In 2010, Jerilyn graduated from the University of Manitoba ACCESS Programs with her B.A., B.Ed., where she began working for the following ten years in the field of Adult Education at the Centre for Aboriginal Human Resource Development (CAHRD). Jerilyn began her teaching career at CAHRD where she moved into an administrative role as the Assistant Director of Education. She accredits many of her skills, knowledge and connections in various Indigenous communities to the experience she gained from working within CAHRD. At present, Jerilyn is completing her Masters from Brandon University in the Educational Administration program.
Jerilyn began working at The University of Manitoba at The Centre for the Advancement of Teaching and Learning in 2020 as an Indigenous Initiatives Educator where she worked alongside Leah Fontaine in providing consultations, research, resources and workshops related to Indigenous education, methodologies, pedagogies, epistemologies and support in approaching reconciliation in teaching and learning for faculty and graduate students at the UM.
Indigenous education and initiatives have long been a passion for Jerilyn, and she is excited to work and collaborate with colleagues, communities and partnerships to create equitable and inclusive learning opportunities for Indigenous students.
Schuyler Hunt is Métis and English settler born on Treaty 1 territory (Winnipeg). He is a graduate of Red River College Polytechnic’s Creative Communications program. Schuyler has focused his work on using communications strategies and emerging technologies to work towards substantive equality for First Nations, Métis, and Inuit students in Canada.

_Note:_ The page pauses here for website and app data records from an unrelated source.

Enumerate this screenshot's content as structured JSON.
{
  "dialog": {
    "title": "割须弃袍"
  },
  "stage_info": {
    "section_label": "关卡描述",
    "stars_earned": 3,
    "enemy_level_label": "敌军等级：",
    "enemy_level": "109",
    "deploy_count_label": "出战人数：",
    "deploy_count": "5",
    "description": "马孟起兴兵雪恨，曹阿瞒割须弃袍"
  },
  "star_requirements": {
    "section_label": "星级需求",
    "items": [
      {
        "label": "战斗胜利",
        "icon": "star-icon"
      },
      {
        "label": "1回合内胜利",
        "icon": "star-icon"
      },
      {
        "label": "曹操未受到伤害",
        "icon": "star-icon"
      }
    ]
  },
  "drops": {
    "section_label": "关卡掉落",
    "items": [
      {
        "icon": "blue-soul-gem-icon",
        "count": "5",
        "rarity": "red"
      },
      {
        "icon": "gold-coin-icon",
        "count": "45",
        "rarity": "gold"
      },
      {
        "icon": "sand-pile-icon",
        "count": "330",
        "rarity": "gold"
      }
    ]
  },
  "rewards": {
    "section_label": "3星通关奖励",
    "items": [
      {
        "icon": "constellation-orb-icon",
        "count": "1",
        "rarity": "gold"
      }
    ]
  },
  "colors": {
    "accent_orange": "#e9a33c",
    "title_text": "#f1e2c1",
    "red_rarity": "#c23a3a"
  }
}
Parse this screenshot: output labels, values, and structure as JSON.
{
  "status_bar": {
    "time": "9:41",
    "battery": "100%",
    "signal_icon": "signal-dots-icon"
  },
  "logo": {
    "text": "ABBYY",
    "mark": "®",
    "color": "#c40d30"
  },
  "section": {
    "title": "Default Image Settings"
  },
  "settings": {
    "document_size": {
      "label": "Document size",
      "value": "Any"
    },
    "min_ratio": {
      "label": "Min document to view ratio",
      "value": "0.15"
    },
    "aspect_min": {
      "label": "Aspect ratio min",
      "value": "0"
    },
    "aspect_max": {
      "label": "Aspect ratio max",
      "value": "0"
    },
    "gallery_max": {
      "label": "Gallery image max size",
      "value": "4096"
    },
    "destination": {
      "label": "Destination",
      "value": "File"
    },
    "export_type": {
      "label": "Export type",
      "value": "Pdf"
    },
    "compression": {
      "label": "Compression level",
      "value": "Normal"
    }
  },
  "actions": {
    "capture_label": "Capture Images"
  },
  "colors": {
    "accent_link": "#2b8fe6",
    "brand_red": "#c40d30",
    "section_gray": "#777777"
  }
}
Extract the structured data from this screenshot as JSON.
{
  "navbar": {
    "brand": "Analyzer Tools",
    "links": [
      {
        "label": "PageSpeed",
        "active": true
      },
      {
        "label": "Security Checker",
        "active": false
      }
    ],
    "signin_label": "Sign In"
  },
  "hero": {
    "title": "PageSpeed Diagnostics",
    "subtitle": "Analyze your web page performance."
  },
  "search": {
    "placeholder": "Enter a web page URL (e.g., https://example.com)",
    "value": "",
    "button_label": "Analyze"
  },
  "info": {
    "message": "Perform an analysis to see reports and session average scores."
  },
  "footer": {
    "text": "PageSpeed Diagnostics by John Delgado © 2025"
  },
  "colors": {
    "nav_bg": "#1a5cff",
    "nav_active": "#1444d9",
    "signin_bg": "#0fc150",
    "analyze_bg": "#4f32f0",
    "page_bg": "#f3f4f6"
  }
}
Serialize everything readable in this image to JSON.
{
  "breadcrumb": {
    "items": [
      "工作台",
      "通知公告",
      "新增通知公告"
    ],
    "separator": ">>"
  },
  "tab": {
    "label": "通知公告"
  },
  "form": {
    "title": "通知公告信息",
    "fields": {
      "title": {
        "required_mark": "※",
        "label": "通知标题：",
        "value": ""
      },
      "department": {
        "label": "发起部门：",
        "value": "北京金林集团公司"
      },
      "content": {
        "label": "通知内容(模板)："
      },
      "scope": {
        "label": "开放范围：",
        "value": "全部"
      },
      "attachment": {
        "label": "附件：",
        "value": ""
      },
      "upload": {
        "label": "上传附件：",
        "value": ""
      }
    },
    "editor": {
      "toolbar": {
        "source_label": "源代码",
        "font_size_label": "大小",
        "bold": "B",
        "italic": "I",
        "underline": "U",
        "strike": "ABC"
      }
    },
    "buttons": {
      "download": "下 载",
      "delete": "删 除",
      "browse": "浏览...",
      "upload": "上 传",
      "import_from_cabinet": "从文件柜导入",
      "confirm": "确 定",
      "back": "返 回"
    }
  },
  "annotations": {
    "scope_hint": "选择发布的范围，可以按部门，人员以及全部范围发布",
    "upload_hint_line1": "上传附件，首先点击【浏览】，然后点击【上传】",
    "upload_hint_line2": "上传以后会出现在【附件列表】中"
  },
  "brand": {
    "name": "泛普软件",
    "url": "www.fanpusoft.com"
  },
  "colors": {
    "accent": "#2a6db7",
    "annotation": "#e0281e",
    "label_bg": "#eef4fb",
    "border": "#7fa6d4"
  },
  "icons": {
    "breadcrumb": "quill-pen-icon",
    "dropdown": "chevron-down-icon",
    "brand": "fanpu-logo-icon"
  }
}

Jenelle Manitowabi (she/her) is an Anishinaabe woman, and a member of Lac Seul First Nation located in treaty 3 territory. She has paternal ties to Wiikwemkoong and M’Chigeeng First Nation on Manitoulin Island. Leaving her community to attend Sault College allowed Jenelle to see the importance of community support and involvement for Indigenous students and she is happy to continue this work as a project coordinator with the university.